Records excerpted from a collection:
● ● ●

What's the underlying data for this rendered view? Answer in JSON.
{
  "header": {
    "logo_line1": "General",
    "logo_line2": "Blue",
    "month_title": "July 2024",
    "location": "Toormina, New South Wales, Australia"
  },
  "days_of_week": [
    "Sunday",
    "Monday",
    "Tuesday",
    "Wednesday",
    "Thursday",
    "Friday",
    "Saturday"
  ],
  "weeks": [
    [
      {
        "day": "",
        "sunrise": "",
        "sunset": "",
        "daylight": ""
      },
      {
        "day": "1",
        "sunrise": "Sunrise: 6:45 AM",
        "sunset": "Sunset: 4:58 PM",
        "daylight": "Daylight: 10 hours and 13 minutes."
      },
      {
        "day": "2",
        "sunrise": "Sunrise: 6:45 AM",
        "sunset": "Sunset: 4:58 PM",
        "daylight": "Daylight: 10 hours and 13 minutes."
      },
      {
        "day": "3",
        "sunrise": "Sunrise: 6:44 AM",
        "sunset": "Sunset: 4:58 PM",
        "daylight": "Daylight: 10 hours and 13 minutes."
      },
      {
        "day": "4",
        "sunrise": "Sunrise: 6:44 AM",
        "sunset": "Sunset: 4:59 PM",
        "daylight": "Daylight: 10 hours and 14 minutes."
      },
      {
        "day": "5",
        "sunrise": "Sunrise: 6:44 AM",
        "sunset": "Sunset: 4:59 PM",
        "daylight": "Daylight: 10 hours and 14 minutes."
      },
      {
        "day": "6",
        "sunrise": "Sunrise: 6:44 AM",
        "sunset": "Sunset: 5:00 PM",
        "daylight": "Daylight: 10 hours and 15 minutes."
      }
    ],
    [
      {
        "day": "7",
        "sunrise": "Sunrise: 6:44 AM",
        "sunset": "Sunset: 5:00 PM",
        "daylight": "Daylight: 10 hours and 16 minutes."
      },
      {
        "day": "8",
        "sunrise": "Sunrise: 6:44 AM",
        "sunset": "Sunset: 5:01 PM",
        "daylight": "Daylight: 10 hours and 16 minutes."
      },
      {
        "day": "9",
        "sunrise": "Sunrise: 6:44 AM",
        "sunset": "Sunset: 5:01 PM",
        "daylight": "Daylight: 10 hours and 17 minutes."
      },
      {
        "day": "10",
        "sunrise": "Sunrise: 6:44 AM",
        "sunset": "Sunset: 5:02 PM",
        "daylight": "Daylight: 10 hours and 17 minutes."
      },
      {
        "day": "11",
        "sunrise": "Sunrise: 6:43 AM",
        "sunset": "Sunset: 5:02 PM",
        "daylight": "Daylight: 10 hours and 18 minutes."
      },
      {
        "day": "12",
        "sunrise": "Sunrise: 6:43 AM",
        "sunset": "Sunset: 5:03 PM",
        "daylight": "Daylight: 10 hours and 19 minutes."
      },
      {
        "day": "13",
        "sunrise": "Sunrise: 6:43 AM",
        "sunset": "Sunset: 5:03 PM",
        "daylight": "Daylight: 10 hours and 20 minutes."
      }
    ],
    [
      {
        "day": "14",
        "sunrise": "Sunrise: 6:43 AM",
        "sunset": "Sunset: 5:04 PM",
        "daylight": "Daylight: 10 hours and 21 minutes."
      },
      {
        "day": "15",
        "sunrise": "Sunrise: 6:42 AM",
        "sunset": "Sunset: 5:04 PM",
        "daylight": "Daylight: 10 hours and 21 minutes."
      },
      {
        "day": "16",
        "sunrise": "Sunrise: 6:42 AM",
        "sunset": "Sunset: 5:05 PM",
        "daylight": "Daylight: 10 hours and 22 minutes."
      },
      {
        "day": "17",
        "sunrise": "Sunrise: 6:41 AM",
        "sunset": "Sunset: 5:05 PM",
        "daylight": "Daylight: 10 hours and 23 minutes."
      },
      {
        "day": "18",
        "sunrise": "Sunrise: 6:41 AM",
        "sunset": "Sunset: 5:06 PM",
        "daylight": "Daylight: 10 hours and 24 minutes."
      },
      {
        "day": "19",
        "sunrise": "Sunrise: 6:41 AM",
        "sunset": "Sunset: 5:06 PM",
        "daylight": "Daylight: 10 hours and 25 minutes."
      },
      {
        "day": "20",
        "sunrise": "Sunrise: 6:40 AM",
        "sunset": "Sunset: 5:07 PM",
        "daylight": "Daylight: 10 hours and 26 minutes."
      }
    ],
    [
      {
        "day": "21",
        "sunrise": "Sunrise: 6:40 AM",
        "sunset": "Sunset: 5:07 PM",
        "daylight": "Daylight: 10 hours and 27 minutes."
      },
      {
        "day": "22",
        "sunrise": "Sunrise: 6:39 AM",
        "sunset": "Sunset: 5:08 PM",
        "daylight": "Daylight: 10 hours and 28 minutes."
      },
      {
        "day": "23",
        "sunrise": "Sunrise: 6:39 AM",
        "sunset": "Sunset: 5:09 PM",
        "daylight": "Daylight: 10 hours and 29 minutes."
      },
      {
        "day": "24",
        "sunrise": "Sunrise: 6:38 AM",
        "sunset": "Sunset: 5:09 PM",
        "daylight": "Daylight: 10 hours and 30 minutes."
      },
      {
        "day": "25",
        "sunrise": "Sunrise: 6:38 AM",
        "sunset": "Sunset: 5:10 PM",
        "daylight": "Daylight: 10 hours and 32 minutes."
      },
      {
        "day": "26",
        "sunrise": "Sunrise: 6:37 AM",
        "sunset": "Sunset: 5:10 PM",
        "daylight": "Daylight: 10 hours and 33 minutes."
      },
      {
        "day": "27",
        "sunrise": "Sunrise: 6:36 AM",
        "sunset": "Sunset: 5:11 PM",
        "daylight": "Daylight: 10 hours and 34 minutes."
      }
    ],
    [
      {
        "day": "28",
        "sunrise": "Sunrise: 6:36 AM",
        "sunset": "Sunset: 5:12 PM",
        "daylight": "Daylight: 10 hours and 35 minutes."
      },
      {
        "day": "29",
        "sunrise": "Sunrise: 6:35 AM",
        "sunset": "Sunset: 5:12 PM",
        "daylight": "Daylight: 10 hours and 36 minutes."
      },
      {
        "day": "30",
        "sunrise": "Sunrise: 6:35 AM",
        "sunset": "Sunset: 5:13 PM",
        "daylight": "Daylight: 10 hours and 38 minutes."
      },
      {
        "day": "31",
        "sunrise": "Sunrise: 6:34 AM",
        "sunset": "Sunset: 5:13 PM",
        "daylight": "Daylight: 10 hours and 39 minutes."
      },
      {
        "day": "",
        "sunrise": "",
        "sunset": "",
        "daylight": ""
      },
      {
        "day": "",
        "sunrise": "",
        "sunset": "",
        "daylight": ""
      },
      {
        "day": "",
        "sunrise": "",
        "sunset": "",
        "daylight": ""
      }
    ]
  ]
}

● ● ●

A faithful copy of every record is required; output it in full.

What's the underlying data for this rendered view? Answer in JSON.
{
  "header": {
    "logo_line1": "General",
    "logo_line2": "Blue",
    "month_title": "July 2024",
    "location": "Toormina, New South Wales, Australia"
  },
  "days_of_week": [
    "Sunday",
    "Monday",
    "Tuesday",
    "Wednesday",
    "Thursday",
    "Friday",
    "Saturday"
  ],
  "weeks": [
    [
      {
        "day": "",
        "sunrise": "",
        "sunset": "",
        "daylight": ""
      },
      {
        "day": "1",
        "sunrise": "Sunrise: 6:45 AM",
        "sunset": "Sunset: 4:58 PM",
        "daylight": "Daylight: 10 hours and 13 minutes."
      },
      {
        "day": "2",
        "sunrise": "Sunrise: 6:45 AM",
        "sunset": "Sunset: 4:58 PM",
        "daylight": "Daylight: 10 hours and 13 minutes."
      },
      {
        "day": "3",
        "sunrise": "Sunrise: 6:44 AM",
        "sunset": "Sunset: 4:58 PM",
        "daylight": "Daylight: 10 hours and 13 minutes."
      },
      {
        "day": "4",
        "sunrise": "Sunrise: 6:44 AM",
        "sunset": "Sunset: 4:59 PM",
        "daylight": "Daylight: 10 hours and 14 minutes."
      },
      {
        "day": "5",
        "sunrise": "Sunrise: 6:44 AM",
        "sunset": "Sunset: 4:59 PM",
        "daylight": "Daylight: 10 hours and 14 minutes."
      },
      {
        "day": "6",
        "sunrise": "Sunrise: 6:44 AM",
        "sunset": "Sunset: 5:00 PM",
        "daylight": "Daylight: 10 hours and 15 minutes."
      }
    ],
    [
      {
        "day": "7",
        "sunrise": "Sunrise: 6:44 AM",
        "sunset": "Sunset: 5:00 PM",
        "daylight": "Daylight: 10 hours and 16 minutes."
      },
      {
        "day": "8",
        "sunrise": "Sunrise: 6:44 AM",
        "sunset": "Sunset: 5:01 PM",
        "daylight": "Daylight: 10 hours and 16 minutes."
      },
      {
        "day": "9",
        "sunrise": "Sunrise: 6:44 AM",
        "sunset": "Sunset: 5:01 PM",
        "daylight": "Daylight: 10 hours and 17 minutes."
      },
      {
        "day": "10",
        "sunrise": "Sunrise: 6:44 AM",
        "sunset": "Sunset: 5:02 PM",
        "daylight": "Daylight: 10 hours and 17 minutes."
      },
      {
        "day": "11",
        "sunrise": "Sunrise: 6:43 AM",
        "sunset": "Sunset: 5:02 PM",
        "daylight": "Daylight: 10 hours and 18 minutes."
      },
      {
        "day": "12",
        "sunrise": "Sunrise: 6:43 AM",
        "sunset": "Sunset: 5:03 PM",
        "daylight": "Daylight: 10 hours and 19 minutes."
      },
      {
        "day": "13",
        "sunrise": "Sunrise: 6:43 AM",
        "sunset": "Sunset: 5:03 PM",
        "daylight": "Daylight: 10 hours and 20 minutes."
      }
    ],
    [
      {
        "day": "14",
        "sunrise": "Sunrise: 6:43 AM",
        "sunset": "Sunset: 5:04 PM",
        "daylight": "Daylight: 10 hours and 21 minutes."
      },
      {
        "day": "15",
        "sunrise": "Sunrise: 6:42 AM",
        "sunset": "Sunset: 5:04 PM",
        "daylight": "Daylight: 10 hours and 21 minutes."
      },
      {
        "day": "16",
        "sunrise": "Sunrise: 6:42 AM",
        "sunset": "Sunset: 5:05 PM",
        "daylight": "Daylight: 10 hours and 22 minutes."
      },
      {
        "day": "17",
        "sunrise": "Sunrise: 6:41 AM",
        "sunset": "Sunset: 5:05 PM",
        "daylight": "Daylight: 10 hours and 23 minutes."
      },
      {
        "day": "18",
        "sunrise": "Sunrise: 6:41 AM",
        "sunset": "Sunset: 5:06 PM",
        "daylight": "Daylight: 10 hours and 24 minutes."
      },
      {
        "day": "19",
        "sunrise": "Sunrise: 6:41 AM",
        "sunset": "Sunset: 5:06 PM",
        "daylight": "Daylight: 10 hours and 25 minutes."
      },
      {
        "day": "20",
        "sunrise": "Sunrise: 6:40 AM",
        "sunset": "Sunset: 5:07 PM",
        "daylight": "Daylight: 10 hours and 26 minutes."
      }
    ],
    [
      {
        "day": "21",
        "sunrise": "Sunrise: 6:40 AM",
        "sunset": "Sunset: 5:07 PM",
        "daylight": "Daylight: 10 hours and 27 minutes."
      },
      {
        "day": "22",
        "sunrise": "Sunrise: 6:39 AM",
        "sunset": "Sunset: 5:08 PM",
        "daylight": "Daylight: 10 hours and 28 minutes."
      },
      {
        "day": "23",
        "sunrise": "Sunrise: 6:39 AM",
        "sunset": "Sunset: 5:09 PM",
        "daylight": "Daylight: 10 hours and 29 minutes."
      },
      {
        "day": "24",
        "sunrise": "Sunrise: 6:38 AM",
        "sunset": "Sunset: 5:09 PM",
        "daylight": "Daylight: 10 hours and 30 minutes."
      },
      {
        "day": "25",
        "sunrise": "Sunrise: 6:38 AM",
        "sunset": "Sunset: 5:10 PM",
        "daylight": "Daylight: 10 hours and 32 minutes."
      },
      {
        "day": "26",
        "sunrise": "Sunrise: 6:37 AM",
        "sunset": "Sunset: 5:10 PM",
        "daylight": "Daylight: 10 hours and 33 minutes."
      },
      {
        "day": "27",
        "sunrise": "Sunrise: 6:36 AM",
        "sunset": "Sunset: 5:11 PM",
        "daylight": "Daylight: 10 hours and 34 minutes."
      }
    ],
    [
      {
        "day": "28",
        "sunrise": "Sunrise: 6:36 AM",
        "sunset": "Sunset: 5:12 PM",
        "daylight": "Daylight: 10 hours and 35 minutes."
      },
      {
        "day": "29",
        "sunrise": "Sunrise: 6:35 AM",
        "sunset": "Sunset: 5:12 PM",
        "daylight": "Daylight: 10 hours and 36 minutes."
      },
      {
        "day": "30",
        "sunrise": "Sunrise: 6:35 AM",
        "sunset": "Sunset: 5:13 PM",
        "daylight": "Daylight: 10 hours and 38 minutes."
      },
      {
        "day": "31",
        "sunrise": "Sunrise: 6:34 AM",
        "sunset": "Sunset: 5:13 PM",
        "daylight": "Daylight: 10 hours and 39 minutes."
      },
      {
        "day": "",
        "sunrise": "",
        "sunset": "",
        "daylight": ""
      },
      {
        "day": "",
        "sunrise": "",
        "sunset": "",
        "daylight": ""
      },
      {
        "day": "",
        "sunrise": "",
        "sunset": "",
        "daylight": ""
      }
    ]
  ]
}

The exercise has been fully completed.